02-22-2012 07:13 PM
Fixed. Windows is only "easier" because that's what we all pretty much grew up using. As far as windows apps being more polished I'd say for every incomplete linux app there's at least one shitty visual basic developer out there who had good salesmen and sold his equally shitty program. I don't view the hardware stuff as an issue with the OS. I view it as laziness from the hardware vendors to supply any sort of API to people who want to use their product but not Microsoft's. Many of the music hardware companies have dozens of posts on their forums or FAQ's asking about linux support and it's usually answered with a dismissive "Nope - figure it out yourself or use windows". If they would get off their fat asses and help some people out a lot more stuff would work... and probably better than it does on windows.
But it isn't really a replacement for someone who has only ever used windows and wants to point and click their way through everything exactly the way they did in windows
02-22-2012 07:18 PM
Oh hell yes I agree. Hell, my main program I use at work now is exactly what you described. :mad: So, I agree with your edit, but sort of stand by my original version too. I'm not saying that linux apps are incomplete, they just don't have the features most are used to. If you're doing a labor of love for free, how much time you gonna waste on fluff? Not much. And hell, lots you still have to load from the command line which confused the hell out of me at first. :facepalm: :lol:
Fixed. Windows is only "easier" because that's what we all pretty much grew up using. As far as windows apps being more polished I'd say for every incomplete linux app there's at least one shitty visual basic developer out there who had good salesmen and sold his equally shitty program.
02-22-2012 07:20 PM
Has anyone had any compatibility issues with school programs or uses?
02-22-2012 07:35 PM
02-22-2012 07:48 PM
02-22-2012 09:02 PM
02-22-2012 09:59 PM
tried it tonight, it works.
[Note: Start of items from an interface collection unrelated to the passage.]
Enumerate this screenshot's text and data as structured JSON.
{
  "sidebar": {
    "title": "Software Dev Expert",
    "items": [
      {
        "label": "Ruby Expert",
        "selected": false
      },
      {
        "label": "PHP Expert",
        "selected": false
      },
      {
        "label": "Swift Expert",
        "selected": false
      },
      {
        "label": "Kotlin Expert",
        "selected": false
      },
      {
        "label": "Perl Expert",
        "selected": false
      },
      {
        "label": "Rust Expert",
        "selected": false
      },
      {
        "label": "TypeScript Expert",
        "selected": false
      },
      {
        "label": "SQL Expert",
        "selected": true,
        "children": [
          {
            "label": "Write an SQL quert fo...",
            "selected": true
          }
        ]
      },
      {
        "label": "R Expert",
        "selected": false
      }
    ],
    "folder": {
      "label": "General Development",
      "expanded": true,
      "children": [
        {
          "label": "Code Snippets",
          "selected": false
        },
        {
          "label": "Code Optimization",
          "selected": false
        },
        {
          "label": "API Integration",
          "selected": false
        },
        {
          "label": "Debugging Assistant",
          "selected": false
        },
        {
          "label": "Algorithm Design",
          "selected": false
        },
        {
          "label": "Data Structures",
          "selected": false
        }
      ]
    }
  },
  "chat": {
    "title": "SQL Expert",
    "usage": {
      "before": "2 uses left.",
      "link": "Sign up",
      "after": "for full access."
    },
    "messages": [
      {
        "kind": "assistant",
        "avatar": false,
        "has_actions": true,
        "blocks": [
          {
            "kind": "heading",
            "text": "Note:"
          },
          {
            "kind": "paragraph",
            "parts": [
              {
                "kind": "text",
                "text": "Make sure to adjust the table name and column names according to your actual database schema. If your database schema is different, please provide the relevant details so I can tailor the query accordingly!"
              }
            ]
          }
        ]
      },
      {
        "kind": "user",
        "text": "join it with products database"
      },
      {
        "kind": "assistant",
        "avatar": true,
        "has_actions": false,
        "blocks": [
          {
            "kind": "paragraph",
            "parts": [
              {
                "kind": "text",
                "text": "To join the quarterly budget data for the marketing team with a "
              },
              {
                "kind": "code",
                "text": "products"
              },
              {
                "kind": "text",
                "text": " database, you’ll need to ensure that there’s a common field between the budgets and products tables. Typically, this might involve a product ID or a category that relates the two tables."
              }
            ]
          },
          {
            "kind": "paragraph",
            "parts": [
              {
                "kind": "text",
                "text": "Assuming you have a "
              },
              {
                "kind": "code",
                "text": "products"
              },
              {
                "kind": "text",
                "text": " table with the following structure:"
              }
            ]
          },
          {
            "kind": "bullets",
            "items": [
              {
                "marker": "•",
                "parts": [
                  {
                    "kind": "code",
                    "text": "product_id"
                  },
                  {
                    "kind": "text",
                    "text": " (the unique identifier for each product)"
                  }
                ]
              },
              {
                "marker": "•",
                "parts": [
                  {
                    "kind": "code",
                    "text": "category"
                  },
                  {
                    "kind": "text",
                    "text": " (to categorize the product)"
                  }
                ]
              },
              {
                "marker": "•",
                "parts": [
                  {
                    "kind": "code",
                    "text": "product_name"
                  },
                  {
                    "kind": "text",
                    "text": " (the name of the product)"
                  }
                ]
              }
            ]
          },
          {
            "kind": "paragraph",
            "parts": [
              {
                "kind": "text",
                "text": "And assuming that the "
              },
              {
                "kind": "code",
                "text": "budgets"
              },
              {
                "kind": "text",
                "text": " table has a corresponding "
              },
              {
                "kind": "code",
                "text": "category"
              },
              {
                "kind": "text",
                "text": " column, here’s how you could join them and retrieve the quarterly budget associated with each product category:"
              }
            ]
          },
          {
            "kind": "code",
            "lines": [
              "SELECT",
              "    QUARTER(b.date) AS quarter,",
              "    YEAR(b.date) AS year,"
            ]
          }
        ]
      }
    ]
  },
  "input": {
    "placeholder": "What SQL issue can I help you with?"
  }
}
I guess my recent experiences with linux have been better than what you guys have had, a few years ago I couldn't get a wireless driver but I haven't had any issues with that on this pc previously so I know the hardware will be fine. Thanks for the list harvest Overdriven, you're probably right, the thread won't last long, mine usually don't.
Blackboard is just a web portal thing, no? I think the university here uses it as well. If so there shouldn't be any issues running that... maybe try it on your laptop I guess.
02-23-2012 05:45 AM
02-23-2012 05:57 AM
this. its somewhere on the microsoft website under the students stuff. get your XXXXXX@college.edu email address and enter it. you'll get the discount directly from microsoft.
You don't buy Windows from your college, you just need a valid institution provided email address.
HarmonyCentral.com is the leading Internet resource for musicians, supplying valuable information from news and product reviews, to classified ads and chat rooms.